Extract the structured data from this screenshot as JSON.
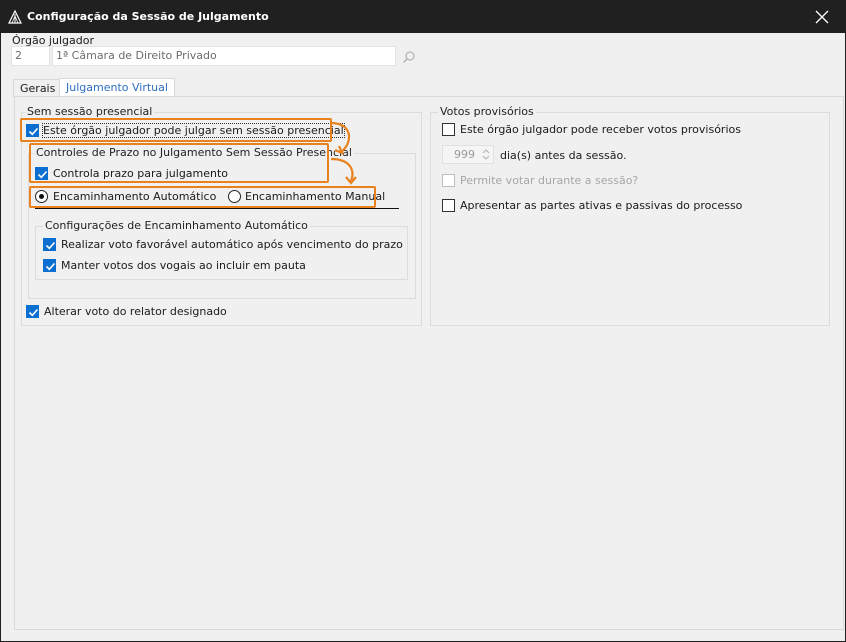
{
  "window": {
    "title": "Configuração da Sessão de Julgamento"
  },
  "orgao": {
    "label": "Órgão julgador",
    "code": "2",
    "name": "1ª Câmara de Direito Privado"
  },
  "tabs": [
    {
      "label": "Gerais"
    },
    {
      "label": "Julgamento Virtual"
    }
  ],
  "sem_sessao": {
    "legend": "Sem sessão presencial",
    "can_judge_label": "Este órgão julgador pode julgar sem sessão presencial",
    "controles": {
      "legend": "Controles de Prazo no Julgamento Sem Sessão Presencial",
      "controla_label": "Controla prazo para julgamento",
      "radio_auto_label": "Encaminhamento Automático",
      "radio_manual_label": "Encaminhamento Manual",
      "config": {
        "legend": "Configurações de Encaminhamento Automático",
        "voto_favoravel_label": "Realizar voto favorável automático após vencimento do prazo",
        "manter_votos_label": "Manter votos dos vogais ao incluir em pauta"
      }
    },
    "alterar_voto_label": "Alterar voto do relator designado"
  },
  "votos": {
    "legend": "Votos provisórios",
    "receber_label": "Este órgão julgador pode receber votos provisórios",
    "days_value": "999",
    "days_label": "dia(s) antes da sessão.",
    "permite_label": "Permite votar durante a sessão?",
    "apresentar_label": "Apresentar as partes ativas e passivas do processo"
  },
  "colors": {
    "accent": "#0a6fd0",
    "highlight": "#e8821e",
    "titlebar": "#202020"
  }
}
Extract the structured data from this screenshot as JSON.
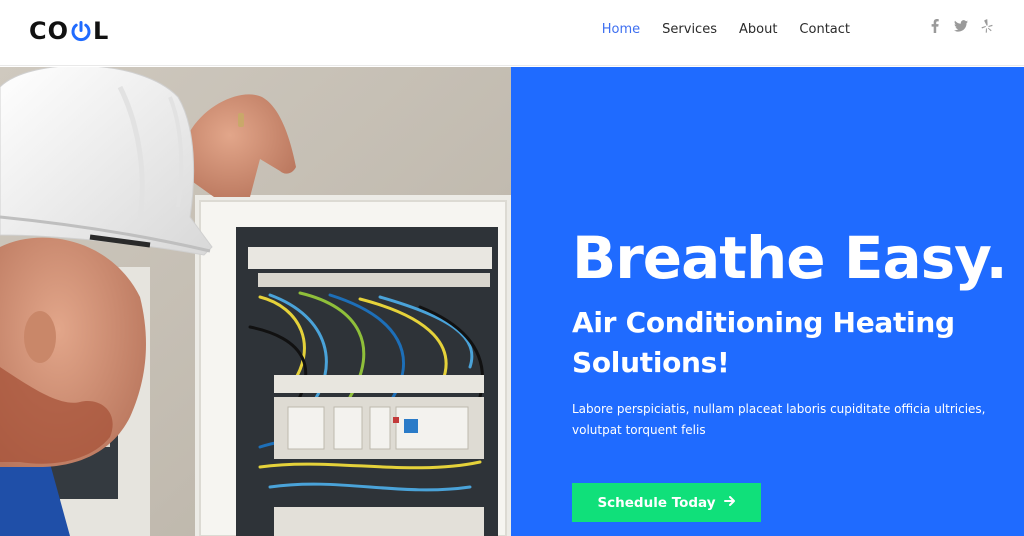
{
  "brand": {
    "logo_left": "CO",
    "logo_right": "L",
    "logo_icon": "power-icon"
  },
  "nav": {
    "items": [
      {
        "label": "Home",
        "active": true
      },
      {
        "label": "Services",
        "active": false
      },
      {
        "label": "About",
        "active": false
      },
      {
        "label": "Contact",
        "active": false
      }
    ],
    "active_color": "#3e6ff0"
  },
  "social": {
    "icons": [
      "facebook-icon",
      "twitter-icon",
      "yelp-icon"
    ]
  },
  "hero": {
    "headline": "Breathe Easy.",
    "subheadline": "Air Conditioning Heating Solutions!",
    "body": "Labore perspiciatis, nullam placeat laboris cupiditate officia ultricies, volutpat torquent felis",
    "cta_label": "Schedule Today",
    "cta_icon": "arrow-right-icon",
    "panel_color": "#1f6bff",
    "cta_color": "#10e07a"
  }
}
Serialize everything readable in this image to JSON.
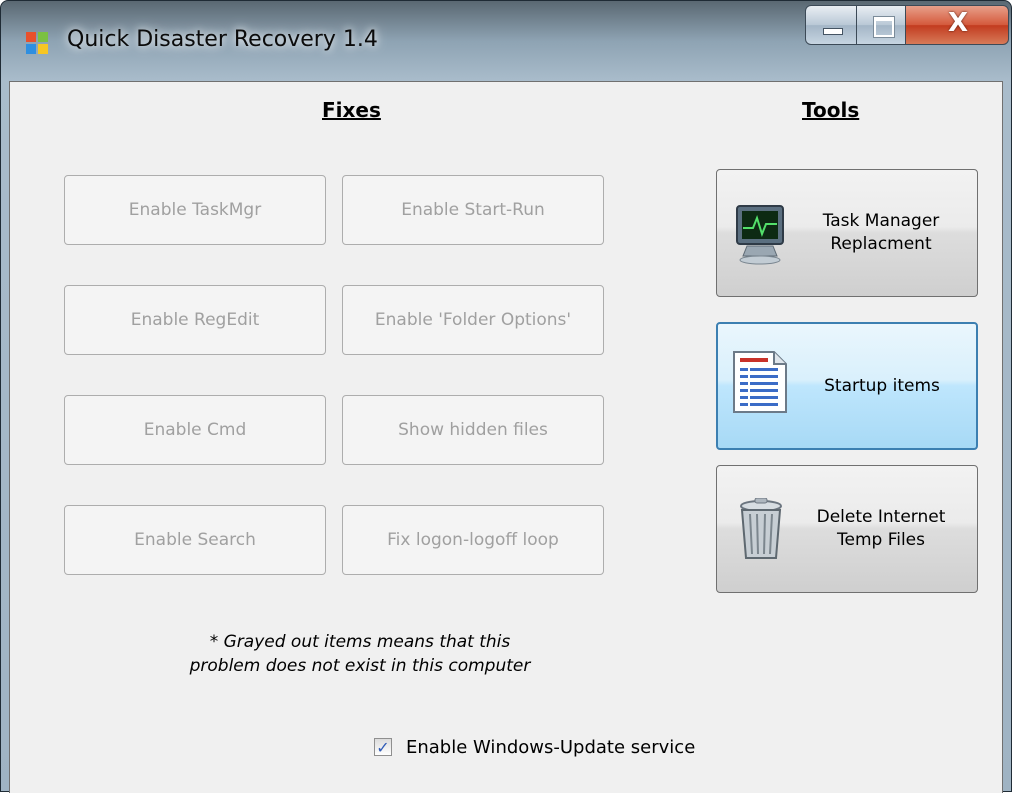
{
  "window": {
    "title": "Quick Disaster Recovery 1.4",
    "close_glyph": "X"
  },
  "sections": {
    "fixes_title": "Fixes",
    "tools_title": "Tools"
  },
  "fixes": [
    {
      "label": "Enable TaskMgr",
      "enabled": false
    },
    {
      "label": "Enable Start-Run",
      "enabled": false
    },
    {
      "label": "Enable RegEdit",
      "enabled": false
    },
    {
      "label": "Enable 'Folder Options'",
      "enabled": false
    },
    {
      "label": "Enable Cmd",
      "enabled": false
    },
    {
      "label": "Show hidden files",
      "enabled": false
    },
    {
      "label": "Enable Search",
      "enabled": false
    },
    {
      "label": "Fix logon-logoff loop",
      "enabled": false
    }
  ],
  "tools": [
    {
      "label_line1": "Task Manager",
      "label_line2": "Replacment",
      "icon": "monitor-icon"
    },
    {
      "label_line1": "Startup items",
      "label_line2": "",
      "icon": "document-list-icon",
      "focused": true
    },
    {
      "label_line1": "Delete Internet",
      "label_line2": "Temp Files",
      "icon": "trash-can-icon"
    }
  ],
  "note": {
    "line1": "* Grayed out items means that this",
    "line2": "problem does not exist in this computer"
  },
  "windows_update": {
    "label": "Enable Windows-Update service",
    "checked": true,
    "check_glyph": "✓"
  },
  "colors": {
    "disabled_text": "#a0a0a0",
    "focus_border": "#3c7fb1",
    "close_red": "#c23b1f"
  }
}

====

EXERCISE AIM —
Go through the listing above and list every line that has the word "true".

SOLUTION FOR THIS EXERCISE —
        "active": true
      "focused": true
    "checked": true,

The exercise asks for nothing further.